RECORDS SUPPLIED section start

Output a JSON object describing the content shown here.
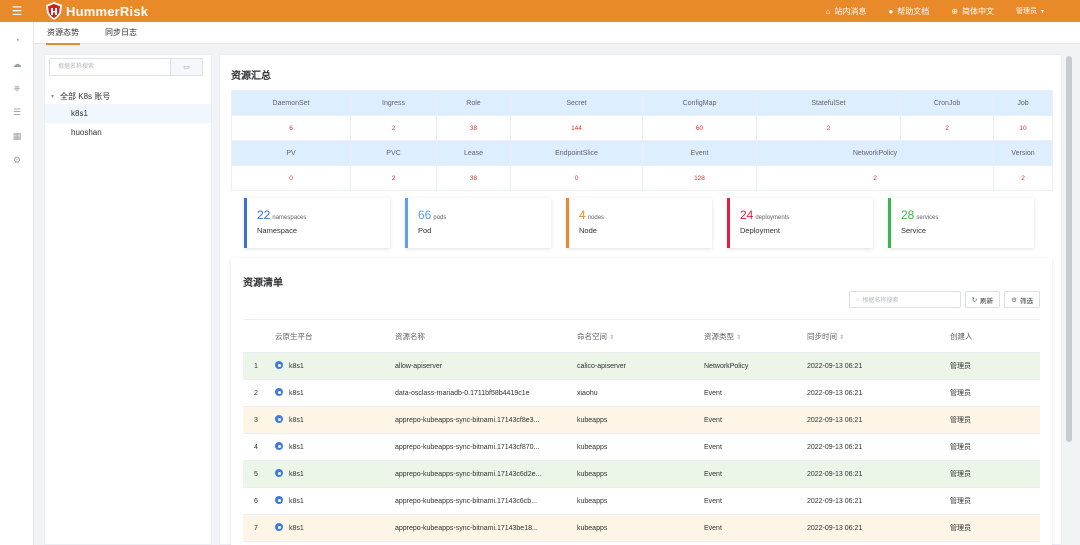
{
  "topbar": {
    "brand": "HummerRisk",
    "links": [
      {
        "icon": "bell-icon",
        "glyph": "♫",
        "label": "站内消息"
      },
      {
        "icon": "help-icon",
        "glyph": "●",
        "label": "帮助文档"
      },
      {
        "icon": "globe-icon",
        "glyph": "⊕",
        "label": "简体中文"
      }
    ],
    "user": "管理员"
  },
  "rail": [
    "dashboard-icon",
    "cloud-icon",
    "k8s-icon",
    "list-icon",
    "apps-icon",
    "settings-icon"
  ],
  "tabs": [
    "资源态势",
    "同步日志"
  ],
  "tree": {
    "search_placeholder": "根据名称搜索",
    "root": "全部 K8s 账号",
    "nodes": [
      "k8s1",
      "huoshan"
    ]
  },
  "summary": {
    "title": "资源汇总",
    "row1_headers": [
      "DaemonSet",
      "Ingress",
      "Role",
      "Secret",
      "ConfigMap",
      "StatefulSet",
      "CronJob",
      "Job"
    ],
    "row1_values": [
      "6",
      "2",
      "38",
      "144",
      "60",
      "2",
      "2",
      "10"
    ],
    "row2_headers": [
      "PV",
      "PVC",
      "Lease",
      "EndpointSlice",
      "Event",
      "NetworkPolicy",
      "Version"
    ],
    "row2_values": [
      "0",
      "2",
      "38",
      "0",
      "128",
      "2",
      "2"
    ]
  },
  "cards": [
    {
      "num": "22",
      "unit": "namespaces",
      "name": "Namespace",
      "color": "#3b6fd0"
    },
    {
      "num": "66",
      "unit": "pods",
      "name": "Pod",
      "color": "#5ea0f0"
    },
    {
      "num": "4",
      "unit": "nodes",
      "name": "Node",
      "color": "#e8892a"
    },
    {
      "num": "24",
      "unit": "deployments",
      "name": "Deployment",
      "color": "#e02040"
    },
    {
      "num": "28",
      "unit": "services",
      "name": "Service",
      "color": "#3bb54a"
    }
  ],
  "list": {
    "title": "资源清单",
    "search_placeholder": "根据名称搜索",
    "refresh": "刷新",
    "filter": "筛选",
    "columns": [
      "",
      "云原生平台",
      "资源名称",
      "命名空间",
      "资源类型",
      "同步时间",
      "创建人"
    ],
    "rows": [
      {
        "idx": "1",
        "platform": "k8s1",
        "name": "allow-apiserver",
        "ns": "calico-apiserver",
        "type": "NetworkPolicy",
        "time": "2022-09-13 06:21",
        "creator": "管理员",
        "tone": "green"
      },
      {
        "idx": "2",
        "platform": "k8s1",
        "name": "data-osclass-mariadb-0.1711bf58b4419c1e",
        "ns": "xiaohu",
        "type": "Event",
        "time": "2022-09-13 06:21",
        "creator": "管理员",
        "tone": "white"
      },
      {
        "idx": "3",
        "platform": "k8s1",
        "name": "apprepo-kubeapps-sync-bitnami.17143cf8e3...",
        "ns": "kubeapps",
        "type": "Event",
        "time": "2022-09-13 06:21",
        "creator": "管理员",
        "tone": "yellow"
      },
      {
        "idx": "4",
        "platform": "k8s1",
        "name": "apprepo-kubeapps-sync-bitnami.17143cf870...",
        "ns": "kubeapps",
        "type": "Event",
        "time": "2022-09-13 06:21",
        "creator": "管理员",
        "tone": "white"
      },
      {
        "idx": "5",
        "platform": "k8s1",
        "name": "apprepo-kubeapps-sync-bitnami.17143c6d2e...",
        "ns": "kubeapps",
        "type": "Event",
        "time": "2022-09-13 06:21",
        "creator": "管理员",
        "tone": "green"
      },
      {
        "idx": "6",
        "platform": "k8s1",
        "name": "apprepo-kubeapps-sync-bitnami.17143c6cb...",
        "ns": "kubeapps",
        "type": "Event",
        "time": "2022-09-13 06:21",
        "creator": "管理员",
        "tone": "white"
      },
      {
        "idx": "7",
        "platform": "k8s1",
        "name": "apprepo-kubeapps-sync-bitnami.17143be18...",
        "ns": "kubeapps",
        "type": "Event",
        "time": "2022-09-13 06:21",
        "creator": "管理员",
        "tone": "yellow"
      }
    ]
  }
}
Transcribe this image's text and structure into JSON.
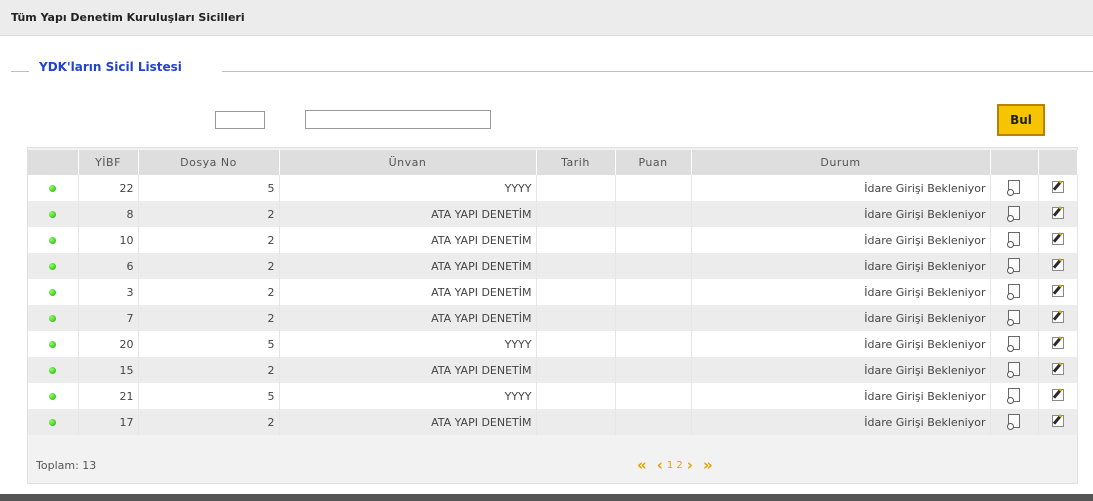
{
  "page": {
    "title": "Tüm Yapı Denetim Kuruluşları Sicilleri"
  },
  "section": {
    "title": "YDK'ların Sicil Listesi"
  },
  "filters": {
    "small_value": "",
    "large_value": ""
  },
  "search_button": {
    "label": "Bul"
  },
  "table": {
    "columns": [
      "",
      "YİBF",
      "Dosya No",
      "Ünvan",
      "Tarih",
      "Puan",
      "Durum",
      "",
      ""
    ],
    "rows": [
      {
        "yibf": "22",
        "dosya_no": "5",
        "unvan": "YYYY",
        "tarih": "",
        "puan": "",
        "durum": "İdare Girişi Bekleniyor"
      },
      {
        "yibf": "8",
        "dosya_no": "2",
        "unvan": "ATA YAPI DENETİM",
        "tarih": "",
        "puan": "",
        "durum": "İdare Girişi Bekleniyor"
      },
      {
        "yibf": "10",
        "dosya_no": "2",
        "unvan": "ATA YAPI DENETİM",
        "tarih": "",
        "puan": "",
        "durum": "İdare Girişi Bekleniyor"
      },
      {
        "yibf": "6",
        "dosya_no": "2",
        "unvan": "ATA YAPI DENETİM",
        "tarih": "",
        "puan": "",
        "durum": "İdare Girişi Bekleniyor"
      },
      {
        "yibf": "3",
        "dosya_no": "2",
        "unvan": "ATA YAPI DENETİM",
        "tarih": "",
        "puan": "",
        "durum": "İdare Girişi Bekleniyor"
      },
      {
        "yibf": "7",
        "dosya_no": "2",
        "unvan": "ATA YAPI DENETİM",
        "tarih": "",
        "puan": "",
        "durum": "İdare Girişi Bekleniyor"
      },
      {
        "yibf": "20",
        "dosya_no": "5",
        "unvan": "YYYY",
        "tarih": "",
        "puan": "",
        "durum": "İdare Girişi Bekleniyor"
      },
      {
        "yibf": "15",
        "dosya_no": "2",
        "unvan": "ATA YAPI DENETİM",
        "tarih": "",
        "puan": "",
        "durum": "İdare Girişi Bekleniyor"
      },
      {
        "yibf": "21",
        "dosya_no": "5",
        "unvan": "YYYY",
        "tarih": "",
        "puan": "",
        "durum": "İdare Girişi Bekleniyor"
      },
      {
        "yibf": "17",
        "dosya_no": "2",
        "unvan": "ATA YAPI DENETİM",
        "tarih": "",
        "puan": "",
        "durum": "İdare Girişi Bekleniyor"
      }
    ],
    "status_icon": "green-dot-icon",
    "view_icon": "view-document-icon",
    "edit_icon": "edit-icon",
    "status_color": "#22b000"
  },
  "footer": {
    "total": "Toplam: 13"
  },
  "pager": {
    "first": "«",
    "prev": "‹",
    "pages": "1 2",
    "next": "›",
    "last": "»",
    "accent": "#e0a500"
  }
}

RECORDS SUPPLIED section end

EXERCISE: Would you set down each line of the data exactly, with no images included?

FINISHED EXERCISE:
Output a JSON object describing the content shown here.
{
  "topbar": {
    "brand": "HummerRisk",
    "links": [
      {
        "icon": "bell-icon",
        "glyph": "♫",
        "label": "站内消息"
      },
      {
        "icon": "help-icon",
        "glyph": "●",
        "label": "帮助文档"
      },
      {
        "icon": "globe-icon",
        "glyph": "⊕",
        "label": "简体中文"
      }
    ],
    "user": "管理员"
  },
  "rail": [
    "dashboard-icon",
    "cloud-icon",
    "k8s-icon",
    "list-icon",
    "apps-icon",
    "settings-icon"
  ],
  "tabs": [
    "资源态势",
    "同步日志"
  ],
  "tree": {
    "search_placeholder": "根据名称搜索",
    "root": "全部 K8s 账号",
    "nodes": [
      "k8s1",
      "huoshan"
    ]
  },
  "summary": {
    "title": "资源汇总",
    "row1_headers": [
      "DaemonSet",
      "Ingress",
      "Role",
      "Secret",
      "ConfigMap",
      "StatefulSet",
      "CronJob",
      "Job"
    ],
    "row1_values": [
      "6",
      "2",
      "38",
      "144",
      "60",
      "2",
      "2",
      "10"
    ],
    "row2_headers": [
      "PV",
      "PVC",
      "Lease",
      "EndpointSlice",
      "Event",
      "NetworkPolicy",
      "Version"
    ],
    "row2_values": [
      "0",
      "2",
      "38",
      "0",
      "128",
      "2",
      "2"
    ]
  },
  "cards": [
    {
      "num": "22",
      "unit": "namespaces",
      "name": "Namespace",
      "color": "#3b6fd0"
    },
    {
      "num": "66",
      "unit": "pods",
      "name": "Pod",
      "color": "#5ea0f0"
    },
    {
      "num": "4",
      "unit": "nodes",
      "name": "Node",
      "color": "#e8892a"
    },
    {
      "num": "24",
      "unit": "deployments",
      "name": "Deployment",
      "color": "#e02040"
    },
    {
      "num": "28",
      "unit": "services",
      "name": "Service",
      "color": "#3bb54a"
    }
  ],
  "list": {
    "title": "资源清单",
    "search_placeholder": "根据名称搜索",
    "refresh": "刷新",
    "filter": "筛选",
    "columns": [
      "",
      "云原生平台",
      "资源名称",
      "命名空间",
      "资源类型",
      "同步时间",
      "创建人"
    ],
    "rows": [
      {
        "idx": "1",
        "platform": "k8s1",
        "name": "allow-apiserver",
        "ns": "calico-apiserver",
        "type": "NetworkPolicy",
        "time": "2022-09-13 06:21",
        "creator": "管理员",
        "tone": "green"
      },
      {
        "idx": "2",
        "platform": "k8s1",
        "name": "data-osclass-mariadb-0.1711bf58b4419c1e",
        "ns": "xiaohu",
        "type": "Event",
        "time": "2022-09-13 06:21",
        "creator": "管理员",
        "tone": "white"
      },
      {
        "idx": "3",
        "platform": "k8s1",
        "name": "apprepo-kubeapps-sync-bitnami.17143cf8e3...",
        "ns": "kubeapps",
        "type": "Event",
        "time": "2022-09-13 06:21",
        "creator": "管理员",
        "tone": "yellow"
      },
      {
        "idx": "4",
        "platform": "k8s1",
        "name": "apprepo-kubeapps-sync-bitnami.17143cf870...",
        "ns": "kubeapps",
        "type": "Event",
        "time": "2022-09-13 06:21",
        "creator": "管理员",
        "tone": "white"
      },
      {
        "idx": "5",
        "platform": "k8s1",
        "name": "apprepo-kubeapps-sync-bitnami.17143c6d2e...",
        "ns": "kubeapps",
        "type": "Event",
        "time": "2022-09-13 06:21",
        "creator": "管理员",
        "tone": "green"
      },
      {
        "idx": "6",
        "platform": "k8s1",
        "name": "apprepo-kubeapps-sync-bitnami.17143c6cb...",
        "ns": "kubeapps",
        "type": "Event",
        "time": "2022-09-13 06:21",
        "creator": "管理员",
        "tone": "white"
      },
      {
        "idx": "7",
        "platform": "k8s1",
        "name": "apprepo-kubeapps-sync-bitnami.17143be18...",
        "ns": "kubeapps",
        "type": "Event",
        "time": "2022-09-13 06:21",
        "creator": "管理员",
        "tone": "yellow"
      }
    ]
  }
}
Transcribe this image's text and structure into JSON.
{
  "page": {
    "title": "Tüm Yapı Denetim Kuruluşları Sicilleri"
  },
  "section": {
    "title": "YDK'ların Sicil Listesi"
  },
  "filters": {
    "small_value": "",
    "large_value": ""
  },
  "search_button": {
    "label": "Bul"
  },
  "table": {
    "columns": [
      "",
      "YİBF",
      "Dosya No",
      "Ünvan",
      "Tarih",
      "Puan",
      "Durum",
      "",
      ""
    ],
    "rows": [
      {
        "yibf": "22",
        "dosya_no": "5",
        "unvan": "YYYY",
        "tarih": "",
        "puan": "",
        "durum": "İdare Girişi Bekleniyor"
      },
      {
        "yibf": "8",
        "dosya_no": "2",
        "unvan": "ATA YAPI DENETİM",
        "tarih": "",
        "puan": "",
        "durum": "İdare Girişi Bekleniyor"
      },
      {
        "yibf": "10",
        "dosya_no": "2",
        "unvan": "ATA YAPI DENETİM",
        "tarih": "",
        "puan": "",
        "durum": "İdare Girişi Bekleniyor"
      },
      {
        "yibf": "6",
        "dosya_no": "2",
        "unvan": "ATA YAPI DENETİM",
        "tarih": "",
        "puan": "",
        "durum": "İdare Girişi Bekleniyor"
      },
      {
        "yibf": "3",
        "dosya_no": "2",
        "unvan": "ATA YAPI DENETİM",
        "tarih": "",
        "puan": "",
        "durum": "İdare Girişi Bekleniyor"
      },
      {
        "yibf": "7",
        "dosya_no": "2",
        "unvan": "ATA YAPI DENETİM",
        "tarih": "",
        "puan": "",
        "durum": "İdare Girişi Bekleniyor"
      },
      {
        "yibf": "20",
        "dosya_no": "5",
        "unvan": "YYYY",
        "tarih": "",
        "puan": "",
        "durum": "İdare Girişi Bekleniyor"
      },
      {
        "yibf": "15",
        "dosya_no": "2",
        "unvan": "ATA YAPI DENETİM",
        "tarih": "",
        "puan": "",
        "durum": "İdare Girişi Bekleniyor"
      },
      {
        "yibf": "21",
        "dosya_no": "5",
        "unvan": "YYYY",
        "tarih": "",
        "puan": "",
        "durum": "İdare Girişi Bekleniyor"
      },
      {
        "yibf": "17",
        "dosya_no": "2",
        "unvan": "ATA YAPI DENETİM",
        "tarih": "",
        "puan": "",
        "durum": "İdare Girişi Bekleniyor"
      }
    ],
    "status_icon": "green-dot-icon",
    "view_icon": "view-document-icon",
    "edit_icon": "edit-icon",
    "status_color": "#22b000"
  },
  "footer": {
    "total": "Toplam: 13"
  },
  "pager": {
    "first": "«",
    "prev": "‹",
    "pages": "1 2",
    "next": "›",
    "last": "»",
    "accent": "#e0a500"
  }
}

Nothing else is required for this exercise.